Dunno why people are thinking Aya does not realize what her feelings for Mitsuki are, the "Can I think Koga-san likes me? No, no way, way, no way, but still" on page 4 pretty unambiguously conveys she's thrilled at the idea of Mitsuki liking her romantically and is trying not to get her hopes up while still being very excited at the thought regardless. Aya knows what she's feeling and what she wants, lol. She'd kinda given up on Mitsuki liking her back after the big romantic rock performance that climaxed with "will you be my friend" but now she's over the moon at the thought that things might move in that direction instead of continuing platonically.
If anyone doesn't fully realize what she's feeling yet, it's Mitsuki. But we're getting some major hints of evolution from her now :3

People have just had bad experiences with manga in the past. What seems obviously the case has sometimes not mattered, so some probably want really explicit confirmation before getting their hopes up.

I would say that in my case at least it’s far less about the fear of yuri-baiting than it is the fact that this series requires a lot of inferences about exactly what the characters are feeling at any given time and what they understand about their own feelings and the feelings of others—the whole series is based on a pretty big (and fairly extended) misunderstanding, after all.

Not to mention that Koga is so dense that even if Aya took out a billboard that said, “I, Aya, have romantic feelings toward Mitsuki.

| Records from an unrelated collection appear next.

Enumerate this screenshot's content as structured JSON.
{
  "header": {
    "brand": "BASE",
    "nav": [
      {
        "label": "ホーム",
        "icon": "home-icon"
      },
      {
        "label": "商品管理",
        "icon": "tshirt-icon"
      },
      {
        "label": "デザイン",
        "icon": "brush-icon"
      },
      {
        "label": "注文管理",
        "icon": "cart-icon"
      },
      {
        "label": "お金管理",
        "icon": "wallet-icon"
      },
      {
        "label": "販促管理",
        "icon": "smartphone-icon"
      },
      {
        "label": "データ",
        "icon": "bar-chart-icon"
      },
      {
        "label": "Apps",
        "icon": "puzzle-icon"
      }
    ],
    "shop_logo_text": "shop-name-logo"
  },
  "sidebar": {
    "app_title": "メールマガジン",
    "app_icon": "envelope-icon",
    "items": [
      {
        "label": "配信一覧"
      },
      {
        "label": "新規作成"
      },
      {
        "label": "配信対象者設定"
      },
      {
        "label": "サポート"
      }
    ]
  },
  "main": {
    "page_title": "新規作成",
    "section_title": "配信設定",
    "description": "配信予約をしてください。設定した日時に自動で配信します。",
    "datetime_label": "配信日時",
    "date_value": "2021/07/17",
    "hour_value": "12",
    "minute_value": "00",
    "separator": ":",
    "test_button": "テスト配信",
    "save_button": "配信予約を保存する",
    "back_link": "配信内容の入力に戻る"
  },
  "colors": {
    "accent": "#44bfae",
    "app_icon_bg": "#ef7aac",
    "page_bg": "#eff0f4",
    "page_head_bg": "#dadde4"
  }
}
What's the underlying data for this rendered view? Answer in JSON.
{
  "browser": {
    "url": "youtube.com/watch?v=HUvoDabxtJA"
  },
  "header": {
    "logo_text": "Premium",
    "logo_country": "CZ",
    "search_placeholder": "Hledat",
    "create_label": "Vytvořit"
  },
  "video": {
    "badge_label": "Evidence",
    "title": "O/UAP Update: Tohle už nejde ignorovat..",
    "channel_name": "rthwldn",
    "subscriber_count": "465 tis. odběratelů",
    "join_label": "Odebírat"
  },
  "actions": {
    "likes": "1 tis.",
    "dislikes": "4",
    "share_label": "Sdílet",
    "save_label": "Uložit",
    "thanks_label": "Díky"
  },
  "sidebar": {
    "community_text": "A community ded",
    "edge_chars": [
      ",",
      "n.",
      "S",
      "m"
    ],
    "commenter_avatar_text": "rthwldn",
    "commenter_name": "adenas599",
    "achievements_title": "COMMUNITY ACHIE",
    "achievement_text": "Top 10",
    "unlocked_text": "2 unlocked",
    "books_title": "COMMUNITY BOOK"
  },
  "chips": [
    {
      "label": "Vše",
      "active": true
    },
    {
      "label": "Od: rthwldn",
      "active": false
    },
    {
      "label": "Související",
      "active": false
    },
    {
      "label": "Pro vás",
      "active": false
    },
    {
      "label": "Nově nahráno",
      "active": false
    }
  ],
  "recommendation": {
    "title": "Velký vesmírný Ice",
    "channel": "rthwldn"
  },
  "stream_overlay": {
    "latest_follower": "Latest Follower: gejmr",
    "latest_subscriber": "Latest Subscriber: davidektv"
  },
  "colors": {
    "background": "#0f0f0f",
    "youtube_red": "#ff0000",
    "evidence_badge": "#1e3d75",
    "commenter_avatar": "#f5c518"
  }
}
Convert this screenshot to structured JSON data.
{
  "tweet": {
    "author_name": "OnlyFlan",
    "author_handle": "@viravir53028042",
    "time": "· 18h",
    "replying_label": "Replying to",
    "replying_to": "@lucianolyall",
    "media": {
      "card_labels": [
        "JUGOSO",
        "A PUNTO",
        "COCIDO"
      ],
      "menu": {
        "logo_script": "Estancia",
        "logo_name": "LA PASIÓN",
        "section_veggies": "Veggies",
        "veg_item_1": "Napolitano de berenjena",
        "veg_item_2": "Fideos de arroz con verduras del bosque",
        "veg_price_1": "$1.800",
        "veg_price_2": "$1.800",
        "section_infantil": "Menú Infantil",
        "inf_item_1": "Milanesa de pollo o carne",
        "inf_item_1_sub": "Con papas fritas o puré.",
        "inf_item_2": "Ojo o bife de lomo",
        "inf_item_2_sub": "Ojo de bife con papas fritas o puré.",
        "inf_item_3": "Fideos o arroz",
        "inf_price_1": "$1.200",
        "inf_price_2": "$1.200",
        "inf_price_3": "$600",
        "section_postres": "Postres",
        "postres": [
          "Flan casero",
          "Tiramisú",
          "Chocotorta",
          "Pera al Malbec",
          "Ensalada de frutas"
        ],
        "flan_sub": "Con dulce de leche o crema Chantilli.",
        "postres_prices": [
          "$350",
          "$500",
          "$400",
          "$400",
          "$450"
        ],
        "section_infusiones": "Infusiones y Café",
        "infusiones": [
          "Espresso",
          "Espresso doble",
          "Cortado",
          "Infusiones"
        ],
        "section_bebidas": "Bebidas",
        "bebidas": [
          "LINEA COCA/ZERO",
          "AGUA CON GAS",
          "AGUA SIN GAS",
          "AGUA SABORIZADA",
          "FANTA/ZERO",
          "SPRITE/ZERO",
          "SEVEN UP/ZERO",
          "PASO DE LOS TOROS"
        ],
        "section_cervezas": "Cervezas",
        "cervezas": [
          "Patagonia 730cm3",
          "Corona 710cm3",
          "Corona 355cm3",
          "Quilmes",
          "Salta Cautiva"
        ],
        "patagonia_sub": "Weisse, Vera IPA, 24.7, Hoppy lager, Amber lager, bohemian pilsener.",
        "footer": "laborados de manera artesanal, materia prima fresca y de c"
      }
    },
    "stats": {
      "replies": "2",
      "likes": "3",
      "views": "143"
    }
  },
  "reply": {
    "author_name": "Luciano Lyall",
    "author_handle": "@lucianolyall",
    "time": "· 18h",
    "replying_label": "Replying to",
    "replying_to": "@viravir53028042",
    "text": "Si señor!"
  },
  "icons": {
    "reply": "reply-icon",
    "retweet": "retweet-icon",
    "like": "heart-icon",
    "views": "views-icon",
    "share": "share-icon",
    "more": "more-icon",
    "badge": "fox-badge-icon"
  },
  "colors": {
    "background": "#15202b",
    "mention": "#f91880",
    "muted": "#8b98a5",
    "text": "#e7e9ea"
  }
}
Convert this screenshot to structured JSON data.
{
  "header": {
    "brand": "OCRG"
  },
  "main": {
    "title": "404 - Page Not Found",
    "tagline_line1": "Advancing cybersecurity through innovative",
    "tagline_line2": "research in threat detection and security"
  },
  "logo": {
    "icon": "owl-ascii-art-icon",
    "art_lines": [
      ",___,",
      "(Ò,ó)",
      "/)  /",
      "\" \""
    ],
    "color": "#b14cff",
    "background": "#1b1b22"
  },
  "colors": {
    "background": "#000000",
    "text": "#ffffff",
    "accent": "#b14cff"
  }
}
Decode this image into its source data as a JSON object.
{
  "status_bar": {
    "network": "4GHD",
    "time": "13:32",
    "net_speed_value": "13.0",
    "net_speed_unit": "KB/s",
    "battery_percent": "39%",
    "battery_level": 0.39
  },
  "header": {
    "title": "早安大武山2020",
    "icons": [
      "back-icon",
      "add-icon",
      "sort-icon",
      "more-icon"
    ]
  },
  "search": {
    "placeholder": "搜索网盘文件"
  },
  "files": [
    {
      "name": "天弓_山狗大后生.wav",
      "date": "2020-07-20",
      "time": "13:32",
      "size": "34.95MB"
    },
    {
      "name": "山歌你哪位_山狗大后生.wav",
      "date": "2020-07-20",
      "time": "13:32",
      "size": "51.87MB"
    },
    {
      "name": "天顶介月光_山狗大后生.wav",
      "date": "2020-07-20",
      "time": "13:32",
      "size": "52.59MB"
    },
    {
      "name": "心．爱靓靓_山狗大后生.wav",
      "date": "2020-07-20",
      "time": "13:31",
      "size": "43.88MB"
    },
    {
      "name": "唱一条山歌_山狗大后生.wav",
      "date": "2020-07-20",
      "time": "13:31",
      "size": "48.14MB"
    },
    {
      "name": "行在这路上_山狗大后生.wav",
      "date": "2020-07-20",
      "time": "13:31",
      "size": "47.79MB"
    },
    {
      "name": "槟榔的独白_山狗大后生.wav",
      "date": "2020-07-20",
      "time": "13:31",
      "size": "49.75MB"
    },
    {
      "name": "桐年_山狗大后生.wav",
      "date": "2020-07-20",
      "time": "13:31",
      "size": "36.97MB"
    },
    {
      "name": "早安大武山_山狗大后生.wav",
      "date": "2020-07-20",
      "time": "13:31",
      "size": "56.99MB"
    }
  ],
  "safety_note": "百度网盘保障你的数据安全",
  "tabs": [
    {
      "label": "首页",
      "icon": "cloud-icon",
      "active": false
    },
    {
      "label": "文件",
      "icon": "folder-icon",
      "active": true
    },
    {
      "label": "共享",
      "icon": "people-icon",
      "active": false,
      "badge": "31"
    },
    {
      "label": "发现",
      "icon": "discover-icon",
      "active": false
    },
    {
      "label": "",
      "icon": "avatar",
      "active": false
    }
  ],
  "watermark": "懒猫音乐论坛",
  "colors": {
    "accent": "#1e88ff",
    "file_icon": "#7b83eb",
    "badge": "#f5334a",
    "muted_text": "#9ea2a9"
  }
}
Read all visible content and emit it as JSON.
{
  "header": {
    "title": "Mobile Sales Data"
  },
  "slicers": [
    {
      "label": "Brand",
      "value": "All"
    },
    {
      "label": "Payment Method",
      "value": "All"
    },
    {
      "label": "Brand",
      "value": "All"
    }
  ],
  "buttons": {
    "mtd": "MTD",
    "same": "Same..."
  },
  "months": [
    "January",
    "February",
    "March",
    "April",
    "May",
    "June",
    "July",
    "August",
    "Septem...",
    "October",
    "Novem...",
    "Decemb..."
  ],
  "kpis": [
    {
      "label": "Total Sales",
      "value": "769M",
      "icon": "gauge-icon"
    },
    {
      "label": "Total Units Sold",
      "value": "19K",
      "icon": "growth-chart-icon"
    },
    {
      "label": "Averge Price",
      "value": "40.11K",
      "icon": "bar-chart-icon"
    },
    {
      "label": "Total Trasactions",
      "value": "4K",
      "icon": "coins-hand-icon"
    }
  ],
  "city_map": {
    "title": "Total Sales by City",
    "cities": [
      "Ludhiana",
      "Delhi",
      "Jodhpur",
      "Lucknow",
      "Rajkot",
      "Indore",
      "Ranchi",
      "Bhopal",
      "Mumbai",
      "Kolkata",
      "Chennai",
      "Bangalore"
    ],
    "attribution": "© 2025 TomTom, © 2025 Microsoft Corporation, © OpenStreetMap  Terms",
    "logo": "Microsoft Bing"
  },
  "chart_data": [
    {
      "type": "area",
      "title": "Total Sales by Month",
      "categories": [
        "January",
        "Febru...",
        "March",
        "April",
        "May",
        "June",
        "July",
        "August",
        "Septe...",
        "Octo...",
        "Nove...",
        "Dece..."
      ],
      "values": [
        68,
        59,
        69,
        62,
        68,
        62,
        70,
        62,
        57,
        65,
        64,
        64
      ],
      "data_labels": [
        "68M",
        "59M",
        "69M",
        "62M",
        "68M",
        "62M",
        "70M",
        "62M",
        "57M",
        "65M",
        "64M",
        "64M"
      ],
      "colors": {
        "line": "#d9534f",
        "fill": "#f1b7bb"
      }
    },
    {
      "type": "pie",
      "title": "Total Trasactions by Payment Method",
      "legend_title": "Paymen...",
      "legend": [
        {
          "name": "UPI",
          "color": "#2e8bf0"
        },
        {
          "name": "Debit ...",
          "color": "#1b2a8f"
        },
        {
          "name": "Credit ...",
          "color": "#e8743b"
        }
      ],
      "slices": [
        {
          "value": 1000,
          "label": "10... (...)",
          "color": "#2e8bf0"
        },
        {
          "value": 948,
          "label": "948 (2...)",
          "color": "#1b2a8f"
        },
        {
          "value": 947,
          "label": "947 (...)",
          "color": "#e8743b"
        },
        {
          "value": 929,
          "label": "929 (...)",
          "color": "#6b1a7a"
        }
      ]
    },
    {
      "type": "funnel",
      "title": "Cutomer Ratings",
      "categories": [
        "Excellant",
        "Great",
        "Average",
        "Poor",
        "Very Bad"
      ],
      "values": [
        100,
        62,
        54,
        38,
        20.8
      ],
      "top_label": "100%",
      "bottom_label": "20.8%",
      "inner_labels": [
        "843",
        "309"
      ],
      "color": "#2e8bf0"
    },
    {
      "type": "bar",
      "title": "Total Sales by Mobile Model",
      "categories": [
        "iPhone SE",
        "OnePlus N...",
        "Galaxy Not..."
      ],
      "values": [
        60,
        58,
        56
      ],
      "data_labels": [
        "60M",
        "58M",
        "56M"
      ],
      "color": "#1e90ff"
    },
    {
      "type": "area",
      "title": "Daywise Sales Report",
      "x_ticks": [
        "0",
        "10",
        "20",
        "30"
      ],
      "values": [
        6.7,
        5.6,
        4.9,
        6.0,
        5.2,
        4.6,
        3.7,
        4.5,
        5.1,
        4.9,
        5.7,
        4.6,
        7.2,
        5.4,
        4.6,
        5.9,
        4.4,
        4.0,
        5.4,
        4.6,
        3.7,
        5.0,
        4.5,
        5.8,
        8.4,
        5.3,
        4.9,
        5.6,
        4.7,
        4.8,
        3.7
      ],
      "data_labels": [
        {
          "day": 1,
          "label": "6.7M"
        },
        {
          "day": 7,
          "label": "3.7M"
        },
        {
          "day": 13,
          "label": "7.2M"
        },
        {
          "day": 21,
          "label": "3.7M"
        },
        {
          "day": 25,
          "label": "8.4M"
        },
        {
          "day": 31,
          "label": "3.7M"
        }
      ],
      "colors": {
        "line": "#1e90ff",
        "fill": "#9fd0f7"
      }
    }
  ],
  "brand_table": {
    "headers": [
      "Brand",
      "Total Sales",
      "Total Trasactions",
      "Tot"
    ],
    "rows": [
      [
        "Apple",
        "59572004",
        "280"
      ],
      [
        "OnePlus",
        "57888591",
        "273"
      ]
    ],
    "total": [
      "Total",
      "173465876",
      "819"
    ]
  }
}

Also, FYI, two girls can have sex, and I want to have it with her,” Mitsuki would find a way to think it meant something else.